Space station partners already rely on Russia’s Soyuz vehicle as the only form of crew transport to and from the ISS. With the final ATV, Progress becomes the lone spacecraft capable of deorbiting the space station at the end of its mission life, a retirement that is expected to occur within a decade.
With no more ATVs to deliver fuel to the ISS, Russia will be charged with managing propulsive support to the station, as well as for its eventual deorbit, a controlled re-entry that will send the 450-metric-ton structure into the Pacific Ocean.
"We are working on different deorbit scenarios," he said, including emergency evacuation of the ISS. "Two or three Progress vehicles can do this," he says.
Gerstenmaier says the partners have ample time to determine how to retire the space station.
"I have a long time to do this," he said, adding that ISS nations are likewise prepared for an emergency evacuation of the station. "But you’re multiple failures away before you get there," he said.
While NASA is the lead partner on ISS, all five members share responsibility for deorbiting the space station on a pro-rata basis determined by each member’s percentage of hardware mass.
But with relations deteriorating among the governments of the space station’s top three partners, one of the primary goals of the ISS agreement – the potential to use the station as a springboard for cooperative space exploration – appears in doubt.
"This could affect our ability to explore together beyond low Earth orbit," Krasnov said, though Gerstenmaier says the multinational partnership could offer common ground on which governments can build trust.
"Even though it’s an uncertain time, that basis for exploration is still there," Gerstenmaier said. "When these crises occur between countries, it’s important to have something you can talk about that you mutually agree is supportable by all countries.
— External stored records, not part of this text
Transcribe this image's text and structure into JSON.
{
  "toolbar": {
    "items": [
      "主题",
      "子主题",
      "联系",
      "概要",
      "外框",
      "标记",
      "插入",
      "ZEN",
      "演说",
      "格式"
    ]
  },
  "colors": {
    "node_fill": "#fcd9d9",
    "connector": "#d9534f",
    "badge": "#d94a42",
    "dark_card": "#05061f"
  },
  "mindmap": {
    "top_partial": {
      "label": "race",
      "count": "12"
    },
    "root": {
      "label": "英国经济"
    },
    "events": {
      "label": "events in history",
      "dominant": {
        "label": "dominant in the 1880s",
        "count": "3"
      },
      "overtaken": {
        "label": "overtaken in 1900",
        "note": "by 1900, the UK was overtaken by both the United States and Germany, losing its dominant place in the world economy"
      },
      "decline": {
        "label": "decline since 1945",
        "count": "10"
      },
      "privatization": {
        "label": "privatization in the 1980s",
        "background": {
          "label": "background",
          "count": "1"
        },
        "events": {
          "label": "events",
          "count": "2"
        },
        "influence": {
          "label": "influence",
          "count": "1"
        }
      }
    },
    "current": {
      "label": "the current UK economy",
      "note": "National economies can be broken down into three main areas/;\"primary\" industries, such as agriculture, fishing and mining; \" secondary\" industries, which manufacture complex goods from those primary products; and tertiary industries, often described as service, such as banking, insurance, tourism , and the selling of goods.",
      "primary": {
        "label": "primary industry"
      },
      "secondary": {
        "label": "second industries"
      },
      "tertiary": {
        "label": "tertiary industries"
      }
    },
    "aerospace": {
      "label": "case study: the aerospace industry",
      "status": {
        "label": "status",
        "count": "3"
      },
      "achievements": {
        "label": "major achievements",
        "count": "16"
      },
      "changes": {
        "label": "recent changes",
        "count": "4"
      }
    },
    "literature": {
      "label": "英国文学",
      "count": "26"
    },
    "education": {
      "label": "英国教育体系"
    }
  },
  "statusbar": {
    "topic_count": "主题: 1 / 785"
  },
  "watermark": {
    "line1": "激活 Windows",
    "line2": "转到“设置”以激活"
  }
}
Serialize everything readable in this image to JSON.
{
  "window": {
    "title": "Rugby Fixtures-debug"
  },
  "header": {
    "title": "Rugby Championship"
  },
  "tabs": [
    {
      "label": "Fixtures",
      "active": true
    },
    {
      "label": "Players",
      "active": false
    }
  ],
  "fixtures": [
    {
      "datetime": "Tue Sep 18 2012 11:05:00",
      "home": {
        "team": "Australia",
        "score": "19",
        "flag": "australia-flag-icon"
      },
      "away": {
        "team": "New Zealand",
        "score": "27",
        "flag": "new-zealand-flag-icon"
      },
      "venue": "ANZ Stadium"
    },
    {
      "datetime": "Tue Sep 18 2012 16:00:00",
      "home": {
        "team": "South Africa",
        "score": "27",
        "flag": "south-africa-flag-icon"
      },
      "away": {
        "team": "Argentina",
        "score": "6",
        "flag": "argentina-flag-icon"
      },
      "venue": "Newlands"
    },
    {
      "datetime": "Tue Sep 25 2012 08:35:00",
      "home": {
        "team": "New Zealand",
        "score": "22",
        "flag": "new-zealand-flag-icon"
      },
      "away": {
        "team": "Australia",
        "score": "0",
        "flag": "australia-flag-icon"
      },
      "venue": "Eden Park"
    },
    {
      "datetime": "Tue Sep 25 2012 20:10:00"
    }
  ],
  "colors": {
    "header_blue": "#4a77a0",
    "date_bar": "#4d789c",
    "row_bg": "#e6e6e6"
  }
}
And having the space station as this multilateral engineering achievement, that offers the politicians an avenue for communication."